Re: Linksys router with xp network
From: Chuck (none_at_example.net)
Date: 21 Mar 2004 21:24:14 -0600
On Sun, 21 Mar 2004 15:51:07 -0800, Mgpoma <*email_address_deleted*> wrote:
>I have a linksys wireless router with two desktops and two laptops in my home. I purchased a new desktop machine yesterday with xp pro. My other desktop has xp home as does one of the laptops. The other laptop is 98 se. Desktops are connected via cat 5 wire to the access point router and the laptops are wireless. All of the machines can see the internet but they cannot see each other.

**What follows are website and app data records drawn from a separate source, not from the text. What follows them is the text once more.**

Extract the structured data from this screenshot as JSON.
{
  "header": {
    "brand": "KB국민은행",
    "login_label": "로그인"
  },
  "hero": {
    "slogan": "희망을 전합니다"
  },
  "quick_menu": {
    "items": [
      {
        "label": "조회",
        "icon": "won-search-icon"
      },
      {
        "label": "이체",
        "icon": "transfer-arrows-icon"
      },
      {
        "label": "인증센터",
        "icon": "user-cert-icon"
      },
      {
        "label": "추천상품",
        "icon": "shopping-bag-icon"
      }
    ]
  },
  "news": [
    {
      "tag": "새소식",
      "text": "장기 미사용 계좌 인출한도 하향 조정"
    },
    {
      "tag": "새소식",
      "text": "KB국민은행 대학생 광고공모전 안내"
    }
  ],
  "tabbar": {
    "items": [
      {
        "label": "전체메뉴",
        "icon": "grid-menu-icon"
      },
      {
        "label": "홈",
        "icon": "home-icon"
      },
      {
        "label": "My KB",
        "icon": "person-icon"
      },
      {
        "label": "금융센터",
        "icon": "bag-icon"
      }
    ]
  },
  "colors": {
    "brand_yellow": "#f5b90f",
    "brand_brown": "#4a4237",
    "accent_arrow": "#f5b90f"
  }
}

The router uses DHSP to assign ip addresses (192.168.1.XXX). Each machine seems to have a valid address and submask. I can ping the router from any machine but cannot see any other computers. I have looked at all of the settings and everything looks correct. I tried turning off all firewalls.. Too many hours and not enough XP experience! What am I doing wrong?

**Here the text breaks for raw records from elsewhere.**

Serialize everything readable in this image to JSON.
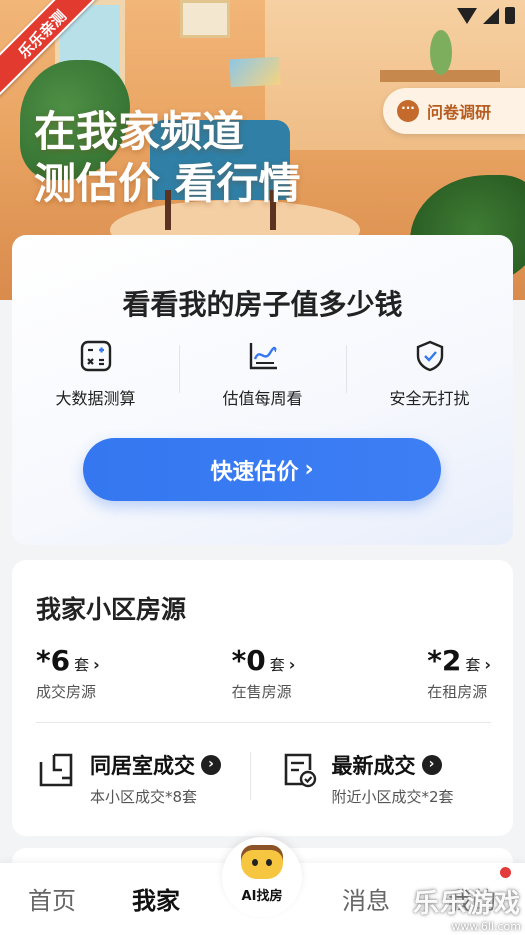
{
  "badge": "乐乐亲测",
  "hero": {
    "title_line1": "在我家频道",
    "title_line2": "测估价 看行情"
  },
  "survey_button": {
    "label": "问卷调研",
    "icon": "chat-dots-icon"
  },
  "valuation": {
    "title": "看看我的房子值多少钱",
    "features": [
      {
        "icon": "calculator-icon",
        "label": "大数据测算"
      },
      {
        "icon": "trend-chart-icon",
        "label": "估值每周看"
      },
      {
        "icon": "shield-check-icon",
        "label": "安全无打扰"
      }
    ],
    "button_label": "快速估价",
    "button_arrow": "›"
  },
  "housing": {
    "title": "我家小区房源",
    "stats": [
      {
        "value": "*6",
        "unit": "套",
        "arrow": "›",
        "label": "成交房源"
      },
      {
        "value": "*0",
        "unit": "套",
        "arrow": "›",
        "label": "在售房源"
      },
      {
        "value": "*2",
        "unit": "套",
        "arrow": "›",
        "label": "在租房源"
      }
    ],
    "deals": [
      {
        "icon": "floorplan-icon",
        "title": "同居室成交",
        "sub": "本小区成交*8套"
      },
      {
        "icon": "document-check-icon",
        "title": "最新成交",
        "sub": "附近小区成交*2套"
      }
    ],
    "deal_arrow": "›"
  },
  "nav": {
    "home": "首页",
    "mine": "我家",
    "ai": "AI找房",
    "messages": "消息",
    "me": "我的"
  },
  "watermark": {
    "main": "乐乐游戏",
    "url": "www.6ll.com"
  },
  "colors": {
    "primary": "#3477f0",
    "badge": "#e23a2f",
    "survey_text": "#b85d22"
  }
}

What firewalls (make, model, and version) did you turn off?
Try turning your firewalls back on, and open the following ports for file and
printer sharing: TCP 139, 445; UDP 137, 138, 445.

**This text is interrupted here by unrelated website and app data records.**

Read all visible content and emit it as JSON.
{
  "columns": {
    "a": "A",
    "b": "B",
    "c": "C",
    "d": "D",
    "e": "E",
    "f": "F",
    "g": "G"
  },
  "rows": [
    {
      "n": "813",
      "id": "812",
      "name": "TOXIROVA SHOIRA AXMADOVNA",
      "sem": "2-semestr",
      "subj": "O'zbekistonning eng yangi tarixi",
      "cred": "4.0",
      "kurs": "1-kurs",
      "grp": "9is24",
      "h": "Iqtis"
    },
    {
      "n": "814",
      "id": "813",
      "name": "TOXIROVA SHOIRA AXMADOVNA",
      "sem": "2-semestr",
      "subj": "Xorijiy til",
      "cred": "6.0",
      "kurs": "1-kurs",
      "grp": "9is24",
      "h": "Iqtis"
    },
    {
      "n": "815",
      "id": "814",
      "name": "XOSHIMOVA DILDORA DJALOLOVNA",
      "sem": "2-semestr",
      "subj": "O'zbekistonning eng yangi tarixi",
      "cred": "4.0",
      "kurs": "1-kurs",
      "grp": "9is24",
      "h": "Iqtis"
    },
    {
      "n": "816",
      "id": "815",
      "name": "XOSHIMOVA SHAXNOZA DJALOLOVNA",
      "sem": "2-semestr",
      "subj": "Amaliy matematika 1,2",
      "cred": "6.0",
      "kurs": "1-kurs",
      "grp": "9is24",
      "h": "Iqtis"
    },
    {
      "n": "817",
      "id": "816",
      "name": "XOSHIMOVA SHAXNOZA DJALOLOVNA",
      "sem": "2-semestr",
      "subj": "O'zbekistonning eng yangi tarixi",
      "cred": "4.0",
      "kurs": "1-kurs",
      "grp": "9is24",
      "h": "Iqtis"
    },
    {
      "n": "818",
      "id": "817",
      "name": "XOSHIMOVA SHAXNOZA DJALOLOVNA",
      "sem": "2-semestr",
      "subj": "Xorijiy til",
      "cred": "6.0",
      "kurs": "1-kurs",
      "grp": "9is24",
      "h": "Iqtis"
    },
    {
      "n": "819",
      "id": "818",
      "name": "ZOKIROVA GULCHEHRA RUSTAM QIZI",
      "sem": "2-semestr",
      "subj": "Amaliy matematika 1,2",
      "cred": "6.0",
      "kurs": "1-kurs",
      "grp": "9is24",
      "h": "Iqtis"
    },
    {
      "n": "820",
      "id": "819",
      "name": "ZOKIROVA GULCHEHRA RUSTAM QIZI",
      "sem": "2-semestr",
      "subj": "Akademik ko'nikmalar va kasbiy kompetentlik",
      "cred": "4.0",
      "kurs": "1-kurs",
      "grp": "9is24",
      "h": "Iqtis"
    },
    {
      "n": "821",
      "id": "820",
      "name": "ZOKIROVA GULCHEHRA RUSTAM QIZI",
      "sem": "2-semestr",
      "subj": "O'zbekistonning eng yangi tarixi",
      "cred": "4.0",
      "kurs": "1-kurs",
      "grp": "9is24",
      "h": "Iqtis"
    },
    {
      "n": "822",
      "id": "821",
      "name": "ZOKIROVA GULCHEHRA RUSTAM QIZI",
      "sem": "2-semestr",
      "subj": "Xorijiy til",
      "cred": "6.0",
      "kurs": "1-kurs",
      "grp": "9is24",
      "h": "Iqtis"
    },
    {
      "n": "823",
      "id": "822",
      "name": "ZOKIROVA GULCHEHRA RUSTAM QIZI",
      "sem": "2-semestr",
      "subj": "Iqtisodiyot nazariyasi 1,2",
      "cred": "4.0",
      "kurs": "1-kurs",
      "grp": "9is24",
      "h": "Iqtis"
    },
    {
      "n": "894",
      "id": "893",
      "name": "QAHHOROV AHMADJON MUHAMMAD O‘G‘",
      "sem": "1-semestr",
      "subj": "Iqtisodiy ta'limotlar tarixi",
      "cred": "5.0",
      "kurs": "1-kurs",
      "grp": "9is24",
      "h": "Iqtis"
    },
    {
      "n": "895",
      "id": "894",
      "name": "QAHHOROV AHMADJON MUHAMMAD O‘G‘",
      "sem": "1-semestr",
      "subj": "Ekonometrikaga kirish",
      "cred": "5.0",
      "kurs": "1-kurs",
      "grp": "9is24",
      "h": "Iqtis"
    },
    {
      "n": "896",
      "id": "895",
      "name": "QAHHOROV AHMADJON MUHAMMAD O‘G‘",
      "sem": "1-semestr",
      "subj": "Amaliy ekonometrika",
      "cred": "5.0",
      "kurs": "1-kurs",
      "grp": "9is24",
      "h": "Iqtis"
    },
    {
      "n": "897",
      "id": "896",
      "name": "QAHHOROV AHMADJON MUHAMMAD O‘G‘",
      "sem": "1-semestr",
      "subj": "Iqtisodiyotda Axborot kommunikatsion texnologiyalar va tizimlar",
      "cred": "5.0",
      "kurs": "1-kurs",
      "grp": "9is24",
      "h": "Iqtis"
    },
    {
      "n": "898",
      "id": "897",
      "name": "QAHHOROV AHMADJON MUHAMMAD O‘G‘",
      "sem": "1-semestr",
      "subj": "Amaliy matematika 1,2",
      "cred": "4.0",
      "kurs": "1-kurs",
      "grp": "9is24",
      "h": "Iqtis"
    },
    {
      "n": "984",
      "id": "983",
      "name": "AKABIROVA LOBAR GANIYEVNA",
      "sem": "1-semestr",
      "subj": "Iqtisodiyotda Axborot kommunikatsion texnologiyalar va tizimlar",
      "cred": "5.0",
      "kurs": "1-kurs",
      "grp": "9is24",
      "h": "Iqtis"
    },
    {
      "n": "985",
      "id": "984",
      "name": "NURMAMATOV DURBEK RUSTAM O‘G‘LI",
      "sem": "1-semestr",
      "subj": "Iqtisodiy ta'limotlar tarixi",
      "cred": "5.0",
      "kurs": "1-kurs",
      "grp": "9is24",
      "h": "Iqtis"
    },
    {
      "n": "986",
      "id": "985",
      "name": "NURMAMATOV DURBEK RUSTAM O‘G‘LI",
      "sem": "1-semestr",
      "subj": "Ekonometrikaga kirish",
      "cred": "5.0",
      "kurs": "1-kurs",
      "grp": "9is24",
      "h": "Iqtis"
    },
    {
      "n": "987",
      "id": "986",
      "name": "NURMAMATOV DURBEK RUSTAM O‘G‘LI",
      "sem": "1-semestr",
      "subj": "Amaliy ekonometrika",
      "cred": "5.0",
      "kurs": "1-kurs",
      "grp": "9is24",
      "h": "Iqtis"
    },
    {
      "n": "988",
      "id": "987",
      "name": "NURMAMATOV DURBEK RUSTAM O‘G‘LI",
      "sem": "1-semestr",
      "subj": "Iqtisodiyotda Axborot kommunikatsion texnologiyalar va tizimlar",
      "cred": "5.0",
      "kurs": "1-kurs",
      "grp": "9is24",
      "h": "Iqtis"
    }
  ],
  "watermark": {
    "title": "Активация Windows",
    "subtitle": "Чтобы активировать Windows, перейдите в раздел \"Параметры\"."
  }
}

If possible, you should do that with DHCP turned off, static ip addresses
assigned, and the mentioned ports only opened for the assigned ip addresses.
Remember wireless networks need additional security precautions:
Enable WEP / WPA. Use non-trivial values for each. (No "My dog has fleas").
Enable MAC filtering.
Disable DHCP, and assign an address to each computer manually.
Change the subnet of your LAN - don't use the default.
Don't disable SSID broadcast - some configurations require the SSID broadcast.
But change the SSID itself - to something that doesn't identify you, or the
Enable the router activity log. Examine it regularly. Know what each
connection listed represents - you? a neighbor?.
Install a software firewall on every computer connected to a wireless LAN. Put
manually assigned ip addresses in the Local (highly trusted) Zone. Open the
following ports for file sharing only in the Local Zone: TCP 139, 445; UDP 137,
Use non-trivial userids and passwords on every computer connected to a wireless
LAN. Disable or delete Administrator and Guest userids.
Stay educated - know what the threats are. Newsgroups alt.internet.wireless and
microsoft.public.windows.networking,wireless are good places to start.
Paranoia comes from experience - and is not necessarily a bad thing.